John B.3 years ago

Thank you Sara for the article.

Winn Adams
Winn Adams3 years ago

A Mother's Love . . . .there is nothing like it.

Heather Marvin
Heather Marv3 years ago

"Protect your heart because out of it spring the issues of life." That is what came to mind as I read this about the heart. To be in touch with our own heart can make us more sensitive to the hearts of others. And little children, I think, have the best hearts. As parents we can learn so much from our children/grandchildren and other peoples children.We have to 'listen' and be open to what they are saying out loud and even in their silences. Open to their hearts.

Mary Beth M.
MaryBeth M.3 years ago

"...when a mother placed her attention on her infant, she became more sensitive..." says so much, not just about good mothering, but about being a good human. Once we focus on the other, instead of me, things change...

Lu Ann P.
Past Member 3 years ago

ummm, not every mother.

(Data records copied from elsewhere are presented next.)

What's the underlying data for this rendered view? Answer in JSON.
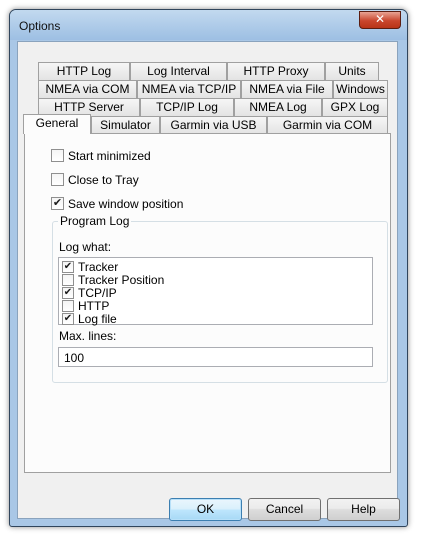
{
  "window": {
    "title": "Options",
    "close_glyph": "✕"
  },
  "tabs": {
    "row1": [
      "HTTP Log",
      "Log Interval",
      "HTTP Proxy",
      "Units"
    ],
    "row2": [
      "NMEA via COM",
      "NMEA via TCP/IP",
      "NMEA via File",
      "Windows"
    ],
    "row3": [
      "HTTP Server",
      "TCP/IP Log",
      "NMEA Log",
      "GPX Log"
    ],
    "row4": [
      "General",
      "Simulator",
      "Garmin via USB",
      "Garmin via COM"
    ],
    "active": "General"
  },
  "general": {
    "start_minimized": {
      "label": "Start minimized",
      "checked": false
    },
    "close_to_tray": {
      "label": "Close to Tray",
      "checked": false
    },
    "save_window_position": {
      "label": "Save window position",
      "checked": true
    }
  },
  "program_log": {
    "title": "Program Log",
    "log_what_label": "Log what:",
    "items": [
      {
        "label": "Tracker",
        "checked": true
      },
      {
        "label": "Tracker Position",
        "checked": false
      },
      {
        "label": "TCP/IP",
        "checked": true
      },
      {
        "label": "HTTP",
        "checked": false
      },
      {
        "label": "Log file",
        "checked": true
      }
    ],
    "max_lines_label": "Max. lines:",
    "max_lines_value": "100"
  },
  "buttons": {
    "ok": "OK",
    "cancel": "Cancel",
    "help": "Help"
  },
  "check_glyph": "✔"
}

Nadine Hudak
Nadine H.3 years ago


lisa o.
lisa O.3 years ago

Interesting article.